Copy each line in the data below that contains the word "Business".

===== Records for the exercise =====

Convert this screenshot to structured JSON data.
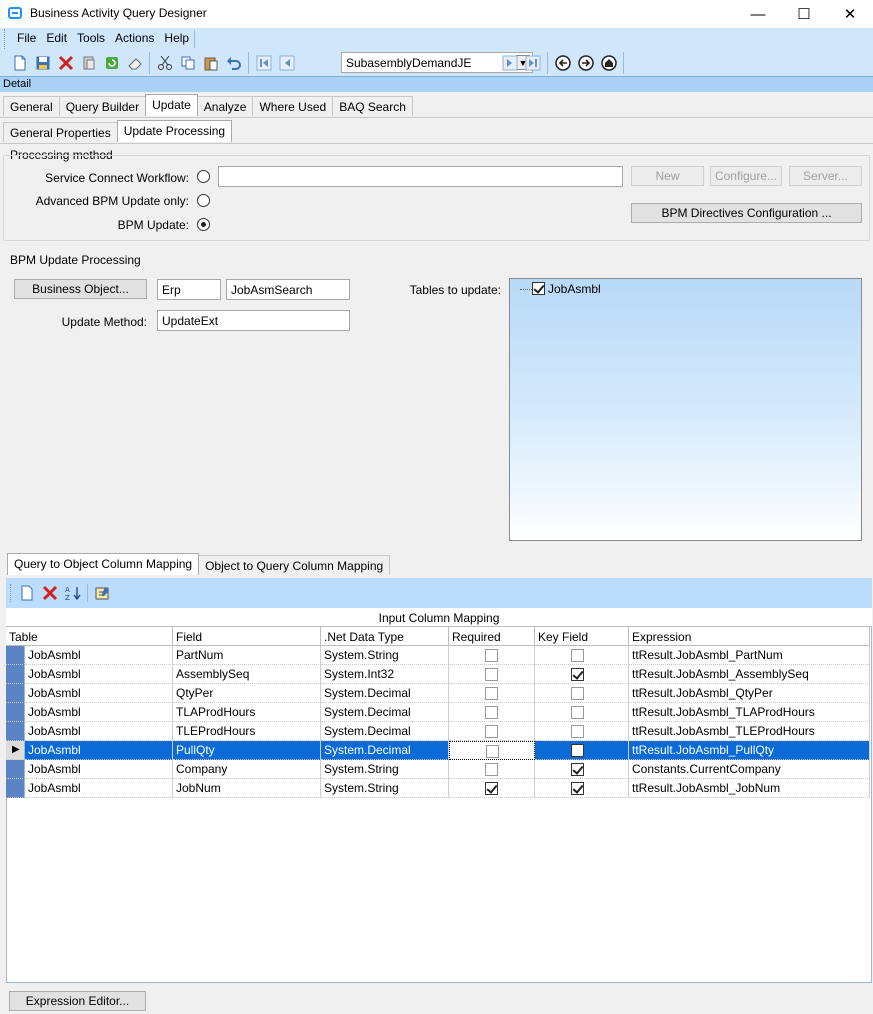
{
  "window": {
    "title": "Business Activity Query Designer"
  },
  "menu": [
    "File",
    "Edit",
    "Tools",
    "Actions",
    "Help"
  ],
  "toolbar": {
    "query_id": "SubasemblyDemandJE"
  },
  "detail_label": "Detail",
  "main_tabs": [
    "General",
    "Query Builder",
    "Update",
    "Analyze",
    "Where Used",
    "BAQ Search"
  ],
  "sub_tabs": [
    "General Properties",
    "Update  Processing"
  ],
  "processing": {
    "group_label": "Processing method",
    "service_connect_label": "Service Connect Workflow:",
    "advanced_bpm_label": "Advanced BPM Update only:",
    "bpm_update_label": "BPM Update:",
    "workflow_value": "",
    "new_button": "New",
    "configure_button": "Configure...",
    "server_button": "Server...",
    "bpm_directives_button": "BPM Directives Configuration ...",
    "selected": "bpm_update"
  },
  "bpm_update": {
    "group_label": "BPM Update Processing",
    "business_object_button": "Business Object...",
    "bo_namespace": "Erp",
    "bo_name": "JobAsmSearch",
    "update_method_label": "Update Method:",
    "update_method": "UpdateExt",
    "tables_label": "Tables to update:",
    "tables": [
      {
        "name": "JobAsmbl",
        "checked": true
      }
    ]
  },
  "mapping_tabs": [
    "Query to Object Column Mapping",
    "Object to Query Column Mapping"
  ],
  "grid": {
    "band_title": "Input Column Mapping",
    "columns": [
      "Table",
      "Field",
      ".Net Data Type",
      "Required",
      "Key Field",
      "Expression"
    ],
    "rows": [
      {
        "table": "JobAsmbl",
        "field": "PartNum",
        "type": "System.String",
        "required": false,
        "key": false,
        "expression": "ttResult.JobAsmbl_PartNum"
      },
      {
        "table": "JobAsmbl",
        "field": "AssemblySeq",
        "type": "System.Int32",
        "required": false,
        "key": true,
        "expression": "ttResult.JobAsmbl_AssemblySeq"
      },
      {
        "table": "JobAsmbl",
        "field": "QtyPer",
        "type": "System.Decimal",
        "required": false,
        "key": false,
        "expression": "ttResult.JobAsmbl_QtyPer"
      },
      {
        "table": "JobAsmbl",
        "field": "TLAProdHours",
        "type": "System.Decimal",
        "required": false,
        "key": false,
        "expression": "ttResult.JobAsmbl_TLAProdHours"
      },
      {
        "table": "JobAsmbl",
        "field": "TLEProdHours",
        "type": "System.Decimal",
        "required": false,
        "key": false,
        "expression": "ttResult.JobAsmbl_TLEProdHours"
      },
      {
        "table": "JobAsmbl",
        "field": "PullQty",
        "type": "System.Decimal",
        "required": false,
        "key": false,
        "expression": "ttResult.JobAsmbl_PullQty",
        "selected": true
      },
      {
        "table": "JobAsmbl",
        "field": "Company",
        "type": "System.String",
        "required": false,
        "key": true,
        "expression": "Constants.CurrentCompany"
      },
      {
        "table": "JobAsmbl",
        "field": "JobNum",
        "type": "System.String",
        "required": true,
        "key": true,
        "expression": "ttResult.JobAsmbl_JobNum"
      }
    ]
  },
  "expression_editor_button": "Expression Editor...",
  "colors": {
    "accent": "#0a6ad6",
    "band": "#cfe6fb",
    "row_header": "#5b84c4"
  }
}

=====

[The completed task]
    "title": "Business Activity Query Designer"
    "business_object_button": "Business Object...",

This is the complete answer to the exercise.